I have been a user of various 3DDC’s. The current ones that I still use either professionally at work or at home are Blender, Cinema4D, LightWave, Modo, and now I am learning Houdini.
In the past I also used Max quite a bit. But I stepped away from AutoDesk a long time ago (14 years now).
The foremost advantage of Cinema4D has always been its interface. Its outliner is pleasant to work with. It has a logical workflow, and of course MoGraph. The GUI is very configurable.
But the workflow is also (and I agree with @pixelerator here) rather clunky and inefficient. Yes, some things are really easy and effective. But modeling certainly is not its strong suit.
And the main issue with C4D’s development has always been that the developers would introduce a brilliant new feature for the time, but then allow to let it whither.
For example, Body Paint was forward thinking for its time. But it never got the attention it deserved, and at some point Substance and other competitors took the throne in the industry. Maxon could have been Substance, if they had poured even a little bit of development effort into it. Alas.
Same with sculpting, same with modeling, same with UV tools, same with particle effects, and worse:
Same with the built-in physical render. When you buy into Cinema4D, you effectively are also forced to get a third-party render engine, because Physical Render is severely outdated and slow as heck.

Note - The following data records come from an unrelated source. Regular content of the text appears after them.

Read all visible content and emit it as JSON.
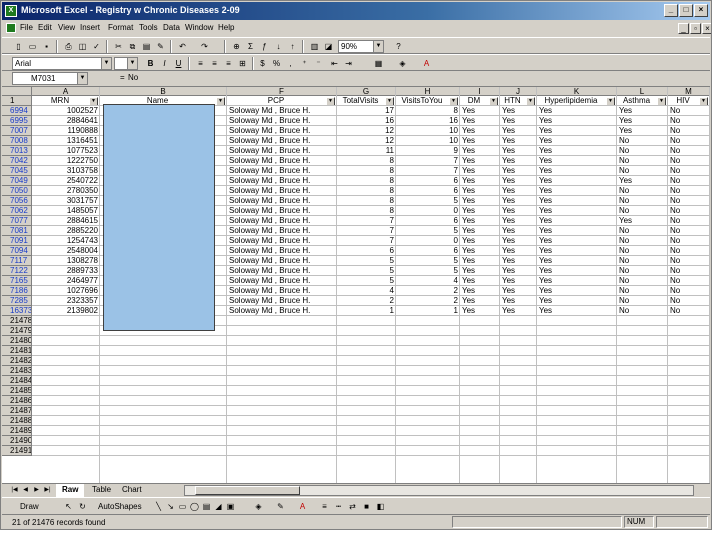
{
  "window": {
    "title": "Microsoft Excel - Registry w Chronic Diseases 2-09",
    "minimize": "_",
    "maximize": "□",
    "close": "×"
  },
  "menu": [
    "File",
    "Edit",
    "View",
    "Insert",
    "Format",
    "Tools",
    "Data",
    "Window",
    "Help"
  ],
  "formatting": {
    "font": "Arial",
    "font_size": "10",
    "zoom": "90%"
  },
  "formula_bar": {
    "name_box": "M7031",
    "fx": "=",
    "value": "No"
  },
  "columns": [
    {
      "letter": "A",
      "header": "MRN"
    },
    {
      "letter": "B",
      "header": "Name"
    },
    {
      "letter": "F",
      "header": "PCP"
    },
    {
      "letter": "G",
      "header": "TotalVisits"
    },
    {
      "letter": "H",
      "header": "VisitsToYou"
    },
    {
      "letter": "I",
      "header": "DM"
    },
    {
      "letter": "J",
      "header": "HTN"
    },
    {
      "letter": "K",
      "header": "Hyperlipidemia"
    },
    {
      "letter": "L",
      "header": "Asthma"
    },
    {
      "letter": "M",
      "header": "HIV"
    }
  ],
  "header_row_number": "1",
  "rows": [
    {
      "row": "6994",
      "mrn": "1002527",
      "pcp": "Soloway Md , Bruce H.",
      "total": "17",
      "you": "8",
      "dm": "Yes",
      "htn": "Yes",
      "hyp": "Yes",
      "asthma": "Yes",
      "hiv": "No"
    },
    {
      "row": "6995",
      "mrn": "2884641",
      "pcp": "Soloway Md , Bruce H.",
      "total": "16",
      "you": "16",
      "dm": "Yes",
      "htn": "Yes",
      "hyp": "Yes",
      "asthma": "Yes",
      "hiv": "No"
    },
    {
      "row": "7007",
      "mrn": "1190888",
      "pcp": "Soloway Md , Bruce H.",
      "total": "12",
      "you": "10",
      "dm": "Yes",
      "htn": "Yes",
      "hyp": "Yes",
      "asthma": "Yes",
      "hiv": "No"
    },
    {
      "row": "7008",
      "mrn": "1316451",
      "pcp": "Soloway Md , Bruce H.",
      "total": "12",
      "you": "10",
      "dm": "Yes",
      "htn": "Yes",
      "hyp": "Yes",
      "asthma": "No",
      "hiv": "No"
    },
    {
      "row": "7013",
      "mrn": "1077523",
      "pcp": "Soloway Md , Bruce H.",
      "total": "11",
      "you": "9",
      "dm": "Yes",
      "htn": "Yes",
      "hyp": "Yes",
      "asthma": "No",
      "hiv": "No"
    },
    {
      "row": "7042",
      "mrn": "1222750",
      "pcp": "Soloway Md , Bruce H.",
      "total": "8",
      "you": "7",
      "dm": "Yes",
      "htn": "Yes",
      "hyp": "Yes",
      "asthma": "No",
      "hiv": "No"
    },
    {
      "row": "7045",
      "mrn": "3103758",
      "pcp": "Soloway Md , Bruce H.",
      "total": "8",
      "you": "7",
      "dm": "Yes",
      "htn": "Yes",
      "hyp": "Yes",
      "asthma": "No",
      "hiv": "No"
    },
    {
      "row": "7049",
      "mrn": "2540722",
      "pcp": "Soloway Md , Bruce H.",
      "total": "8",
      "you": "6",
      "dm": "Yes",
      "htn": "Yes",
      "hyp": "Yes",
      "asthma": "Yes",
      "hiv": "No"
    },
    {
      "row": "7050",
      "mrn": "2780350",
      "pcp": "Soloway Md , Bruce H.",
      "total": "8",
      "you": "6",
      "dm": "Yes",
      "htn": "Yes",
      "hyp": "Yes",
      "asthma": "No",
      "hiv": "No"
    },
    {
      "row": "7056",
      "mrn": "3031757",
      "pcp": "Soloway Md , Bruce H.",
      "total": "8",
      "you": "5",
      "dm": "Yes",
      "htn": "Yes",
      "hyp": "Yes",
      "asthma": "No",
      "hiv": "No"
    },
    {
      "row": "7062",
      "mrn": "1485057",
      "pcp": "Soloway Md , Bruce H.",
      "total": "8",
      "you": "0",
      "dm": "Yes",
      "htn": "Yes",
      "hyp": "Yes",
      "asthma": "No",
      "hiv": "No"
    },
    {
      "row": "7077",
      "mrn": "2884615",
      "pcp": "Soloway Md , Bruce H.",
      "total": "7",
      "you": "6",
      "dm": "Yes",
      "htn": "Yes",
      "hyp": "Yes",
      "asthma": "Yes",
      "hiv": "No"
    },
    {
      "row": "7081",
      "mrn": "2885220",
      "pcp": "Soloway Md , Bruce H.",
      "total": "7",
      "you": "5",
      "dm": "Yes",
      "htn": "Yes",
      "hyp": "Yes",
      "asthma": "No",
      "hiv": "No"
    },
    {
      "row": "7091",
      "mrn": "1254743",
      "pcp": "Soloway Md , Bruce H.",
      "total": "7",
      "you": "0",
      "dm": "Yes",
      "htn": "Yes",
      "hyp": "Yes",
      "asthma": "No",
      "hiv": "No"
    },
    {
      "row": "7094",
      "mrn": "2548004",
      "pcp": "Soloway Md , Bruce H.",
      "total": "6",
      "you": "6",
      "dm": "Yes",
      "htn": "Yes",
      "hyp": "Yes",
      "asthma": "No",
      "hiv": "No"
    },
    {
      "row": "7117",
      "mrn": "1308278",
      "pcp": "Soloway Md , Bruce H.",
      "total": "5",
      "you": "5",
      "dm": "Yes",
      "htn": "Yes",
      "hyp": "Yes",
      "asthma": "No",
      "hiv": "No"
    },
    {
      "row": "7122",
      "mrn": "2889733",
      "pcp": "Soloway Md , Bruce H.",
      "total": "5",
      "you": "5",
      "dm": "Yes",
      "htn": "Yes",
      "hyp": "Yes",
      "asthma": "No",
      "hiv": "No"
    },
    {
      "row": "7165",
      "mrn": "2464977",
      "pcp": "Soloway Md , Bruce H.",
      "total": "5",
      "you": "4",
      "dm": "Yes",
      "htn": "Yes",
      "hyp": "Yes",
      "asthma": "No",
      "hiv": "No"
    },
    {
      "row": "7186",
      "mrn": "1027696",
      "pcp": "Soloway Md , Bruce H.",
      "total": "4",
      "you": "2",
      "dm": "Yes",
      "htn": "Yes",
      "hyp": "Yes",
      "asthma": "No",
      "hiv": "No"
    },
    {
      "row": "7285",
      "mrn": "2323357",
      "pcp": "Soloway Md , Bruce H.",
      "total": "2",
      "you": "2",
      "dm": "Yes",
      "htn": "Yes",
      "hyp": "Yes",
      "asthma": "No",
      "hiv": "No"
    },
    {
      "row": "16373",
      "mrn": "2139802",
      "pcp": "Soloway Md , Bruce H.",
      "total": "1",
      "you": "1",
      "dm": "Yes",
      "htn": "Yes",
      "hyp": "Yes",
      "asthma": "No",
      "hiv": "No"
    }
  ],
  "empty_rows": [
    "21478",
    "21479",
    "21480",
    "21481",
    "21482",
    "21483",
    "21484",
    "21485",
    "21486",
    "21487",
    "21488",
    "21489",
    "21490",
    "21491"
  ],
  "sheet_tabs": [
    "Raw",
    "Table",
    "Chart"
  ],
  "active_tab": "Raw",
  "draw_toolbar": {
    "draw": "Draw",
    "autoshapes": "AutoShapes"
  },
  "status": {
    "text": "21 of 21476 records found",
    "num": "NUM"
  },
  "colors": {
    "redaction": "#9bc2e6",
    "row_number_filtered": "#1a3cc8"
  }
}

It means you will have to pay extra on top of an already quite hefty upkeep to get a decent competitive rendering option. Redshift is the obvious choice, but even RS STILL isn’t completely integrated into their own Cinema4D package.
And then there’s another recurrent thing with Cinema4D: when new features are finally introduced, most are never considered production ready yet (Maxon will stated this with geometry nodes, with Pro-Render, with the new capsule feature now).
It gives you the feeling that C4D is in a perpetual state of beta-ness. With Pro-Render they invested time, energy, and cost and decided to discontinue PR, even though it had never been properly integrated in the first place.
Now, C4D is a nice package. But I am unsure what Maxon management’s intention is with their new direction. It seems they want to offer a simplified Houdinized Cinema4D, which might work.
But since R17 the updates have been rather thin.
And for what is on offer, my opinion is that it is too expensive. I am only working with C4D because my work allows access to it, and for certain jobs I have to open files in it.
As a generalist hobbyist I would never invest in C4D, however. Blender is actually an improvement in many areas. Not all, of course. No 3d app is the holy grail.
Btw, since I am learning Houdini, couple of observations.
I really miss Blender’s viewport - Houdini’s viewport is rather limited. And Houdini’s GUI is pretty outdated in places. It feels old-fashioned, and convenient stuff that I am used to in Blender or C4D just isn’t available in Houdini. I think someone here mentioned it reminded them of 2.79 Blender. I feel that is true.
Which I found a tad surprising, since it is the industry standard tool for heavy-duty CG effects.
Sounds silly, but I want to run Houdini in full-screen mode and remove the top title bar. Can’t do it, though.
Tiem to learn to blow up things in Houdini.